Work request = Could you print the entries below exactly, starting at the line that contains "Serialize everything readable" and stopping after the last one?

── Input data ──

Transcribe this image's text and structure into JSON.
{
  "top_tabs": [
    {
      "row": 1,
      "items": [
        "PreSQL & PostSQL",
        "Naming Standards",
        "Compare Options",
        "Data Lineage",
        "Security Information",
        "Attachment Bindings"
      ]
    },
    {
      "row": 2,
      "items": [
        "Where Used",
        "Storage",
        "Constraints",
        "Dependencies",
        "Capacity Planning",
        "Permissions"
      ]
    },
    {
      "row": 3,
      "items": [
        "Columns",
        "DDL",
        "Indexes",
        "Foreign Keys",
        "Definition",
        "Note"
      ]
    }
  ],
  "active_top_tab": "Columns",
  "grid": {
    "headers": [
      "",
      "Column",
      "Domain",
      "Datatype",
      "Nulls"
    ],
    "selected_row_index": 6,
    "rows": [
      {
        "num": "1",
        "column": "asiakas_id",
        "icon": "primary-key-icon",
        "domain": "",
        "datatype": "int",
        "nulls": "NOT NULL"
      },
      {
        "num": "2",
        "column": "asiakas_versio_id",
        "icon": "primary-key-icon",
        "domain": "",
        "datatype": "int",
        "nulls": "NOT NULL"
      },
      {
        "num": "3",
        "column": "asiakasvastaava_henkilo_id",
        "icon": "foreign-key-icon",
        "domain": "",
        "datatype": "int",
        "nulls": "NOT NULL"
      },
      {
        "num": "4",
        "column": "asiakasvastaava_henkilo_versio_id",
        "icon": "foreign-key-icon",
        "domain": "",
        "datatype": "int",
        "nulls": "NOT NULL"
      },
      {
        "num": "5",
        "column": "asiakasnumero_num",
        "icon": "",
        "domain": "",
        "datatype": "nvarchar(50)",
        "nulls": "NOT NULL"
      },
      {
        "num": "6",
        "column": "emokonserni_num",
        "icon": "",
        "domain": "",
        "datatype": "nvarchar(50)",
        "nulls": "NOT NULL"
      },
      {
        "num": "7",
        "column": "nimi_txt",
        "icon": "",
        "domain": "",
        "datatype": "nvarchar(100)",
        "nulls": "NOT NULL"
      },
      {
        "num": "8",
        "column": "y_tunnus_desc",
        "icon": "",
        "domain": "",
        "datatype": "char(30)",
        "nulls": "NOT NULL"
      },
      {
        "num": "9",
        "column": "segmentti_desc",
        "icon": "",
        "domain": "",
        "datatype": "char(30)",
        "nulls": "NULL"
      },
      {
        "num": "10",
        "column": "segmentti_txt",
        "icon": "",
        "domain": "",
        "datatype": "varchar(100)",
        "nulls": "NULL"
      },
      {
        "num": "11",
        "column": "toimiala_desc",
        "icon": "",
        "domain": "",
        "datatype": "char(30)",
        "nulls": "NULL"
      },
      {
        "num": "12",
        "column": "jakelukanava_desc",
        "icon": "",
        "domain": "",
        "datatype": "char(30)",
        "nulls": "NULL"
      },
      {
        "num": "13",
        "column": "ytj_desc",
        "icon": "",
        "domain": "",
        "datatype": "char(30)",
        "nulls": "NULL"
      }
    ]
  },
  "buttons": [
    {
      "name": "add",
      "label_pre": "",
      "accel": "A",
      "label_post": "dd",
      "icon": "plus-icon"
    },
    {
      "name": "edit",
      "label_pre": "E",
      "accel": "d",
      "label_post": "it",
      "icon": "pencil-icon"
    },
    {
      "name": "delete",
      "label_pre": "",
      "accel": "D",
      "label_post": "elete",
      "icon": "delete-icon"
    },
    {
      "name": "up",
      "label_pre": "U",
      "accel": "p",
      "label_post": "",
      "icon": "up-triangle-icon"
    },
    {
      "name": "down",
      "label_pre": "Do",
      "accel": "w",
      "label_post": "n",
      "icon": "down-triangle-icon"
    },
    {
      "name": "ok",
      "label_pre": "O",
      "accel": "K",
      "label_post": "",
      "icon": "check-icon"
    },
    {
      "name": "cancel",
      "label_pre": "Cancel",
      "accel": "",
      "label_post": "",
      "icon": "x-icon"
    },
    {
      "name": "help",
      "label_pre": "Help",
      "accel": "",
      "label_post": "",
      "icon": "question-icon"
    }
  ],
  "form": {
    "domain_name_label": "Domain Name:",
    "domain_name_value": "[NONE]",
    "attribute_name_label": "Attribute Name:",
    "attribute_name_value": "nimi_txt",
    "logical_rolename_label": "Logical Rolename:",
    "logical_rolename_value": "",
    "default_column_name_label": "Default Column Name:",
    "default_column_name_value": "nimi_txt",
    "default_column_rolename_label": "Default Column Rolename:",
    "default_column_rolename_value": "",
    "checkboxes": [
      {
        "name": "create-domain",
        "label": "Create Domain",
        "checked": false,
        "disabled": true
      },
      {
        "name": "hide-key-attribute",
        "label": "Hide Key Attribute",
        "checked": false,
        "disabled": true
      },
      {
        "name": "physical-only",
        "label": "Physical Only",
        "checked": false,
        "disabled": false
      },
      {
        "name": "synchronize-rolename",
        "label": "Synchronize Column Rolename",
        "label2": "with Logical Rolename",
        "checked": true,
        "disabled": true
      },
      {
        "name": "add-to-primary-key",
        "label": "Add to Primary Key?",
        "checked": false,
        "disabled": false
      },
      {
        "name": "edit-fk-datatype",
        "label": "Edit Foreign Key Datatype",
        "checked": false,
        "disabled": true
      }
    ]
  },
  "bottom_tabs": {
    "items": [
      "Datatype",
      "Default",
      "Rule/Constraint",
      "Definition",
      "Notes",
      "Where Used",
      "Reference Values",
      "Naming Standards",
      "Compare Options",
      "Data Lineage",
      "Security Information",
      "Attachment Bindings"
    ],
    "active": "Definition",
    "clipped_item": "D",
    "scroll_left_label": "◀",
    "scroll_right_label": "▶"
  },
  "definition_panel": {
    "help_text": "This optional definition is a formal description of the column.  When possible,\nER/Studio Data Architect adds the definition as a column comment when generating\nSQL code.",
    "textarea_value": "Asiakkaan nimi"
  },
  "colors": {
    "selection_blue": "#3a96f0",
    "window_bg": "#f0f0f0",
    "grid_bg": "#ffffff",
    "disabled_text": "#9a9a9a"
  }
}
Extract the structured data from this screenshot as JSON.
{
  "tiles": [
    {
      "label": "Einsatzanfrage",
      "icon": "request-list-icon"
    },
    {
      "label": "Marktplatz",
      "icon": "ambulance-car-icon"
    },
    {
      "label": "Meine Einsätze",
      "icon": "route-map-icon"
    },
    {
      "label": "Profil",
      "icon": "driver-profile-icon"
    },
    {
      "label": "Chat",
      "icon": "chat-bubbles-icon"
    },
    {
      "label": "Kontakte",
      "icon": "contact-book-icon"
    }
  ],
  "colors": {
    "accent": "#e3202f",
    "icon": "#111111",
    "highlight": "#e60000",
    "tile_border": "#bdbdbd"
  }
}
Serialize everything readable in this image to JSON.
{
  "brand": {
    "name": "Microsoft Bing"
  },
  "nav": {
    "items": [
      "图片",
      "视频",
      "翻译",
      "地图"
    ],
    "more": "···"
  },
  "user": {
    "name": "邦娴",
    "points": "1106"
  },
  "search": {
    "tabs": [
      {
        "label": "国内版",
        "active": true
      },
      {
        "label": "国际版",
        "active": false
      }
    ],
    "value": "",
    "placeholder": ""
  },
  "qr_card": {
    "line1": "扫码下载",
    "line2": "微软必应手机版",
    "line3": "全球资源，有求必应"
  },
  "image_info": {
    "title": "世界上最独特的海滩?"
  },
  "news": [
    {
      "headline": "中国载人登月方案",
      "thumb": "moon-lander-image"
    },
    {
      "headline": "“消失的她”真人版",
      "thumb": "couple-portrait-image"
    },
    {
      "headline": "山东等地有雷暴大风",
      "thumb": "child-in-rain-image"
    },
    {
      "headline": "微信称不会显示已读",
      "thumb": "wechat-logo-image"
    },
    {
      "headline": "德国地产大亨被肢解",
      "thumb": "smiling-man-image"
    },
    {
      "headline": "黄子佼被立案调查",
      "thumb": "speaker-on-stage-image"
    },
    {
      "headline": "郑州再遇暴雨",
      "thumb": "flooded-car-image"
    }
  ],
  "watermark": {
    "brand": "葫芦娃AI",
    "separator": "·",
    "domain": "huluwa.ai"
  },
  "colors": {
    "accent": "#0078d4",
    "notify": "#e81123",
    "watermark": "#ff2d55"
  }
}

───

Exercise response =
Serialize everything readable in this image to JSON.
{
  "brand": {
    "name": "Microsoft Bing"
  },
  "nav": {
    "items": [
      "图片",
      "视频",
      "翻译",
      "地图"
    ],
    "more": "···"
  },
  "user": {
    "name": "邦娴",
    "points": "1106"
  },
  "search": {
    "tabs": [
      {
        "label": "国内版",
        "active": true
      },
      {
        "label": "国际版",
        "active": false
      }
    ],
    "value": "",
    "placeholder": ""
  },
  "qr_card": {
    "line1": "扫码下载",
    "line2": "微软必应手机版",
    "line3": "全球资源，有求必应"
  },
  "image_info": {
    "title": "世界上最独特的海滩?"
  },
  "news": [
    {
      "headline": "中国载人登月方案",
      "thumb": "moon-lander-image"
    },
    {
      "headline": "“消失的她”真人版",
      "thumb": "couple-portrait-image"
    },
    {
      "headline": "山东等地有雷暴大风",
      "thumb": "child-in-rain-image"
    },
    {
      "headline": "微信称不会显示已读",
      "thumb": "wechat-logo-image"
    },
    {
      "headline": "德国地产大亨被肢解",
      "thumb": "smiling-man-image"
    },
    {
      "headline": "黄子佼被立案调查",
      "thumb": "speaker-on-stage-image"
    },
    {
      "headline": "郑州再遇暴雨",
      "thumb": "flooded-car-image"
    }
  ],
  "watermark": {
    "brand": "葫芦娃AI",
    "separator": "·",
    "domain": "huluwa.ai"
  },
  "colors": {
    "accent": "#0078d4",
    "notify": "#e81123",
    "watermark": "#ff2d55"
  }
}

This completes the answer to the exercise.